  9. #89
    Oberon
    Guest

    Default

    Quote Originally Posted by clarabelle99 View Post
    It was mentioned on Radio National (an Australian free to air radio program; much like public broadcasting in the US) that America will have to learn to share global economic and cultural domination in the 21st century with the rise of China and India. Does anyone in the US really believe this?
    Economic and cultural domination are two different things, and only tenuously connected. The US has several viable rivals in the world economy now, but no serious contenders in the arena of popular media. Most of the world's films, video games, and television shows are still coming out of the US.

    This media domination is partly due to our own national character; it's hard for me to envision that a Chinese media center will ever arise with the chutzpah evident in Hollywood, or even Bollywood.
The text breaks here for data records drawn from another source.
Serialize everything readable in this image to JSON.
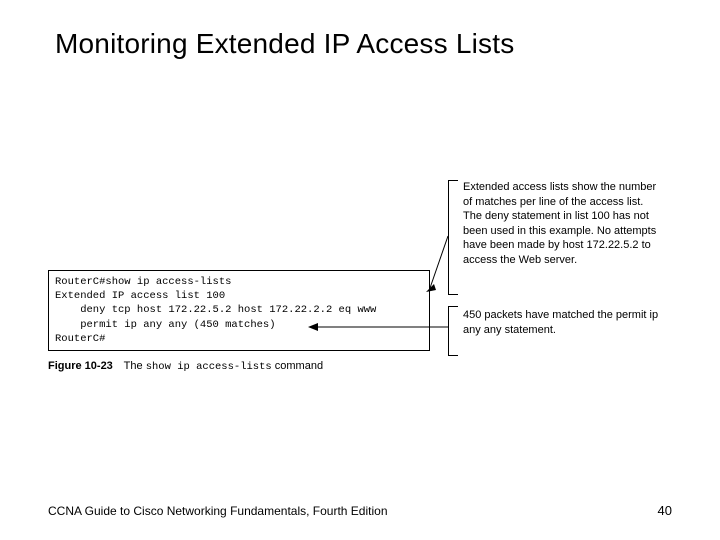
{
  "title": "Monitoring Extended IP Access Lists",
  "terminal": {
    "l1": "RouterC#show ip access-lists",
    "l2": "Extended IP access list 100",
    "l3": "    deny tcp host 172.22.5.2 host 172.22.2.2 eq www",
    "l4": "    permit ip any any (450 matches)",
    "l5": "RouterC#"
  },
  "annotations": {
    "top": "Extended access lists show the number of matches per line of the access list. The deny statement in list 100 has not been used in this example. No attempts have been made by host 172.22.5.2 to access the Web server.",
    "bottom": "450 packets have matched the permit ip any any statement."
  },
  "figure": {
    "number": "Figure 10-23",
    "text_prefix": "The ",
    "command": "show ip access-lists",
    "text_suffix": " command"
  },
  "footer": {
    "left": "CCNA Guide to Cisco Networking Fundamentals, Fourth Edition",
    "page": "40"
  }
}
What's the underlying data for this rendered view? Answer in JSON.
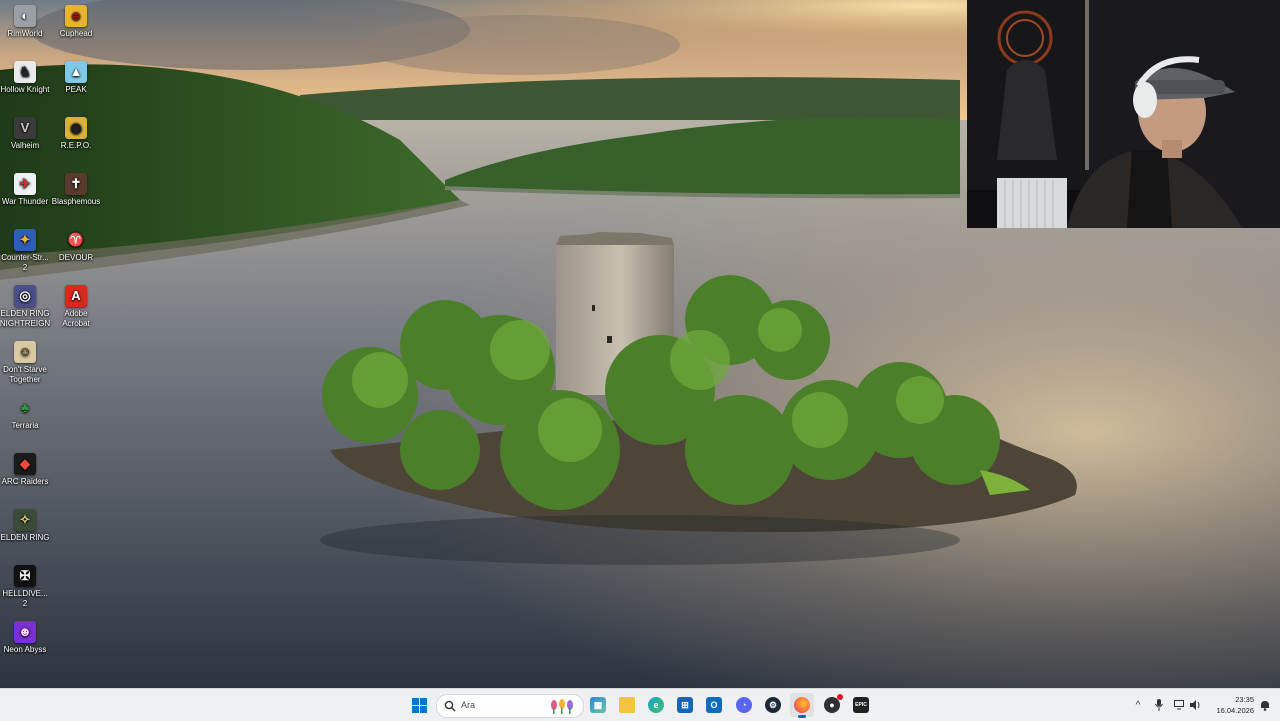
{
  "desktop": {
    "icons": [
      {
        "label": "RimWorld",
        "icon": "rimworld-icon"
      },
      {
        "label": "Cuphead",
        "icon": "cuphead-icon"
      },
      {
        "label": "Hollow Knight",
        "icon": "hollow-knight-icon"
      },
      {
        "label": "PEAK",
        "icon": "peak-icon"
      },
      {
        "label": "Valheim",
        "icon": "valheim-icon"
      },
      {
        "label": "R.E.P.O.",
        "icon": "repo-icon"
      },
      {
        "label": "War Thunder",
        "icon": "war-thunder-icon"
      },
      {
        "label": "Blasphemous",
        "icon": "blasphemous-icon"
      },
      {
        "label": "Counter-Str... 2",
        "icon": "counter-strike-icon"
      },
      {
        "label": "DEVOUR",
        "icon": "devour-icon"
      },
      {
        "label": "ELDEN RING NIGHTREIGN",
        "icon": "elden-ring-nightreign-icon"
      },
      {
        "label": "Adobe Acrobat",
        "icon": "adobe-acrobat-icon"
      },
      {
        "label": "Don't Starve Together",
        "icon": "dont-starve-icon"
      },
      {
        "label": "Terraria",
        "icon": "terraria-icon"
      },
      {
        "label": "ARC Raiders",
        "icon": "arc-raiders-icon"
      },
      {
        "label": "ELDEN RING",
        "icon": "elden-ring-icon"
      },
      {
        "label": "HELLDIVE... 2",
        "icon": "helldivers-icon"
      },
      {
        "label": "Neon Abyss",
        "icon": "neon-abyss-icon"
      }
    ]
  },
  "taskbar": {
    "search_placeholder": "Ara",
    "pinned": [
      {
        "name": "start-button",
        "icon": "windows-logo-icon",
        "color": "#0078d4"
      },
      {
        "name": "widgets",
        "icon": "widgets-icon",
        "color": "#2b88d8"
      },
      {
        "name": "file-explorer",
        "icon": "folder-icon",
        "color": "#f5c342"
      },
      {
        "name": "edge",
        "icon": "edge-icon",
        "color": "#1aa0c8"
      },
      {
        "name": "microsoft-store",
        "icon": "store-icon",
        "color": "#1565c0"
      },
      {
        "name": "outlook",
        "icon": "outlook-icon",
        "color": "#0f6cbd"
      },
      {
        "name": "discord",
        "icon": "discord-icon",
        "color": "#5865f2"
      },
      {
        "name": "steam",
        "icon": "steam-icon",
        "color": "#1b2838"
      },
      {
        "name": "firefox",
        "icon": "firefox-icon",
        "color": "#ff7139"
      },
      {
        "name": "obs",
        "icon": "obs-icon",
        "color": "#302e31"
      },
      {
        "name": "epic-games",
        "icon": "epic-games-icon",
        "color": "#222222"
      }
    ],
    "epic_label": "EPIC",
    "tray": {
      "chevron": "^",
      "time": "23:35",
      "date": "16.04.2026"
    }
  },
  "colors": {
    "taskbar_bg": "#eef0f4",
    "accent": "#0067c0"
  }
}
The Hong Kong film industry has done great work, but their output is limited simply because it's such a small scene.

    Indian media I think has a better chance, but it'll be an uphill battle for market share to sell Indian media in a world that is profoundly not India.

  10. #90
    Senior Member ItsAGuy's Avatar
    Join Date
    Aug 2010
    MBTI
    INFJ
    Enneagram
    4w5
    Socionics
    ILI
    Posts
    156

    Default

    Yes, america is going down the tubes.

    It doesn't have to, but it is.

    Over the last 30 years, multinational corporations have secured the reigns over policy, and so have pulled on them enough to ensure they get all the benefits at everyone else's expense. The rich are getting obscenely rich while the middle class is drying up and the poor are increasingly getting left by the wayside. History is replete with similar scenarios where high GINI indexes have led to bloody revolutions.

    Someone mentioned government intervention. Yes, government has a role. Tariffs, incentives, disincentives, referee for the market, etc. This does not necessarily mean the results will be utopian by any stretch of the imagination... but there are past and present examples where it works and works well. Of course, if you put people who don't believe in government into government, I don't know why you should expect good results.

    We have the resources, land, and people to take care of ourselves and remain a brilliant and good example to the rest of the world... and in an environmentally responsible and sustainable way, too. It's just too bad we abandoned this with and following Reagan/Thatcher.
    [SIGPIC][/SIGPIC]

Similar Threads

  1. [MBTItm] INFJ Compatibility - Why the INFJ/ENTP dynamic is hands down the best.
    By Samvega in forum The NF Idyllic (ENFP, INFP, ENFJ, INFJ)
    Replies: 869
    Last Post: 10-24-2016, 12:11 AM
  2. why the forums go down all the time?
    By INTP in forum The Bonfire
    Replies: 37
    Last Post: 03-16-2012, 12:30 AM

Posting Permissions

  • You may not post new threads
  • You may not post replies
  • You may not post attachments
  • You may not edit your posts
Single Sign On provided by vBSSO